In early addiction recovery and beyond, individuals are advised to avoid all mind-altering substances—including legal drugs. In recent years, many states have voted in favor of legalizing cannabis for both medical and recreational purposes, even though the drug has no accepted medical purpose and has a high potential for abuse.
In total, 15 states have legalized recreational marijuana; four states passed recreational marijuana legalization measures earlier this month. While ending cannabis prohibition may be a step in the right direction criminal justice-wise, people in recovery need to remember that legal does not mean safe.
Many relapses have come about from thinking that marijuana will not lead to a return to drinking or using other drugs. If you are determined to keep your recovery intact, then please continue avoiding any substance that has the potential for abuse.
Legalizing Drug Use
On November 3, 2020, a number of states passed marijuana-related measures. Arizona, Montana, New Jersey, and South Dakota voters approved the use of cannabis for recreational purposes, USA Today reports. Both South Dakota and Mississippi passed medical marijuana initiatives; such legislation has now been passed in a total of 36 states.
Oregon took legalizing drug use a couple of steps forward. Having passed recreational marijuana use legislation some years back, now it’s legal to possess small amounts of more harmful drugs.
Oregon voters approved Measure 110, making it the first state to eliminate criminal penalties for cocaine, heroin, and methamphetamine possession. Measure 110 expands addiction services using the state’s marijuana tax revenue. Those found in possession of such drugs will be given a $100 fine, which would be waived if the offender seeks an assessment from an addiction recovery center.
I think Oregonians made it clear that they support a more humane, effective approach to drug addiction,” said Anthony Johnson, one of the measure’s chief petitioners. “We took a huge step for funding more treatment and recovery services, and for ending racist drug war policies.”
Naturally, opponents of Measure 110 contend that the initiative goes too far. They fear it will lead to increased drug use, especially among young people. The bill’s opponents argue that it could also lead to more overdoses.
Expanding Addiction Recovery Centers
One of the essential facets of Measure 110 is the reallocating of funds to expand or strengthen addiction recovery centers throughout the state, according to the article. The measure directs the Oregon Health Authority to redistribute marijuana tax revenue to funding for addiction treatment and recovery services.

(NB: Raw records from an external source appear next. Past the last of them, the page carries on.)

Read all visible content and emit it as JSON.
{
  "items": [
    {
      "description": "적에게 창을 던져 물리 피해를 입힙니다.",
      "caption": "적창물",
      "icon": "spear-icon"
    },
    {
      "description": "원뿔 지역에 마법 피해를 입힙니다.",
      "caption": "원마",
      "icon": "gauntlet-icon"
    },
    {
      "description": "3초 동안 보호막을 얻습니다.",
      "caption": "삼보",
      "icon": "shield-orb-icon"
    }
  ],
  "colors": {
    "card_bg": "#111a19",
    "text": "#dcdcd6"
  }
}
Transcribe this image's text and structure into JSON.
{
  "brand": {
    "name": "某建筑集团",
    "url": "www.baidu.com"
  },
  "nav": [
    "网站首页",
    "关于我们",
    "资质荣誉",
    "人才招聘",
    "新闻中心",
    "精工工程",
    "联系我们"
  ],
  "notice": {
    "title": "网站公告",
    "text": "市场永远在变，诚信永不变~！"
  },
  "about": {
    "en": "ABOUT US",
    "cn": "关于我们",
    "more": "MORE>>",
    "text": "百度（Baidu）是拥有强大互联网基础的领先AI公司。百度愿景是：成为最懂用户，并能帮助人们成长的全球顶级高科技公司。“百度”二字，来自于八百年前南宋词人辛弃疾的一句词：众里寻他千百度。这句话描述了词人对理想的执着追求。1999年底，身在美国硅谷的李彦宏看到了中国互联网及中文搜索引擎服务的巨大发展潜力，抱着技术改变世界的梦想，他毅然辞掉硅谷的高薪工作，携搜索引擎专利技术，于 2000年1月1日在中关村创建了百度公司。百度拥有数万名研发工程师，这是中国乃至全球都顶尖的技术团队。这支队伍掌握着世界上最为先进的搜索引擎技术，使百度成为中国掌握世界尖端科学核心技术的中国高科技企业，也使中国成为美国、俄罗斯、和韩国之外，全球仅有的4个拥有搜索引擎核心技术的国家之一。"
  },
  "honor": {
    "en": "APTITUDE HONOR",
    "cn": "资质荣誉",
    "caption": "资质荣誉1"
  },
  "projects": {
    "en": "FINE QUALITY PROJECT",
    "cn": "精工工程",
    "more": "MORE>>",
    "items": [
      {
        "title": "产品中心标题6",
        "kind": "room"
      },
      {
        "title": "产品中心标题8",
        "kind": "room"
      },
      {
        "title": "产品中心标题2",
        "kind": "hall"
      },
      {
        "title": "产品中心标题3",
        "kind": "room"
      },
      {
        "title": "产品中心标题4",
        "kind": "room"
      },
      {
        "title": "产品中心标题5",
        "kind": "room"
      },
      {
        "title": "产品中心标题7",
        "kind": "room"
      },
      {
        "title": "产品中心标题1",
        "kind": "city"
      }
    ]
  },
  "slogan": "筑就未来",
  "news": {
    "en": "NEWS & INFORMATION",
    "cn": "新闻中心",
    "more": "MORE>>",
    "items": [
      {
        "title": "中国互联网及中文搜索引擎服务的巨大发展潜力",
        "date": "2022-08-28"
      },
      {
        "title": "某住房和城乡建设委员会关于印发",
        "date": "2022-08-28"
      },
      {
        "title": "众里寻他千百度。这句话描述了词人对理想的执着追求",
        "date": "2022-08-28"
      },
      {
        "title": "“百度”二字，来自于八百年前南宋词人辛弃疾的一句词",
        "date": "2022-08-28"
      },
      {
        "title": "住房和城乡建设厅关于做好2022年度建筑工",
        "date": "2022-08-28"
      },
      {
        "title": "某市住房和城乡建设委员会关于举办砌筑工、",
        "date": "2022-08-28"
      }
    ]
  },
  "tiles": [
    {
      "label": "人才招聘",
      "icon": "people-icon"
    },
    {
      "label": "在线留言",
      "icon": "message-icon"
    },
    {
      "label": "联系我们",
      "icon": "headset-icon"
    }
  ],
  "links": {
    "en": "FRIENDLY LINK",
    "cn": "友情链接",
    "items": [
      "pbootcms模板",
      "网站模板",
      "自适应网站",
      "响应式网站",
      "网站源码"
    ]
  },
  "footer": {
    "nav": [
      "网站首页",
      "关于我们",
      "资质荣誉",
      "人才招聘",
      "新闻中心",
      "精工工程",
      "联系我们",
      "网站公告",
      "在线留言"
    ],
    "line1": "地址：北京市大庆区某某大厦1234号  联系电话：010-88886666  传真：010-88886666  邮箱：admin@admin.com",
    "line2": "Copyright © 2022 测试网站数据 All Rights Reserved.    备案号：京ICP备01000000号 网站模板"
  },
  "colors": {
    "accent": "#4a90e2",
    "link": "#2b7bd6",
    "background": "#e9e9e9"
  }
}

The Oregon Secretary of State’s office says the funds will also be used to expand evidence-based and trauma-informed treatment services. What’s more, the marijuana tax revenue will go towards providing housing for individuals with substance use disorders and overdose prevention education.
”It’s clear that the current approach of arresting and jailing people for their drug addiction has failed, and that people realized that Measure 110 was ultimately about people, not drugs,” said Johnson. He adds:
It’s about what do you want for your loved ones. Do you want them arrested, jailed and saddled with a criminal record? Or do you want them provided recovery services.”
Addiction Recovery Services for Men
It will be interesting to see how Measure 110 plays out in Oregon. Doing away with criminalizing drug use could result in more individuals seeking assistance rather than keeping their problems a secret. Most Americans agree that non-violent drug offenders do not belong behind bars. In the near future, we could see other states following Oregon’s lead on drug use.
Millions of men and women working programs of recovery are proof that there is another way of life. If you are an adult male struggling with drug or alcohol use, we invite you to contact PACE Recovery Center. We offer evidence-based, gender-specific treatment services to help men turn their lives around.
Our team specializes in the treatment of mental illness as well. If your problem is something other than drugs or alcohol, please do not hesitate to reach out for support.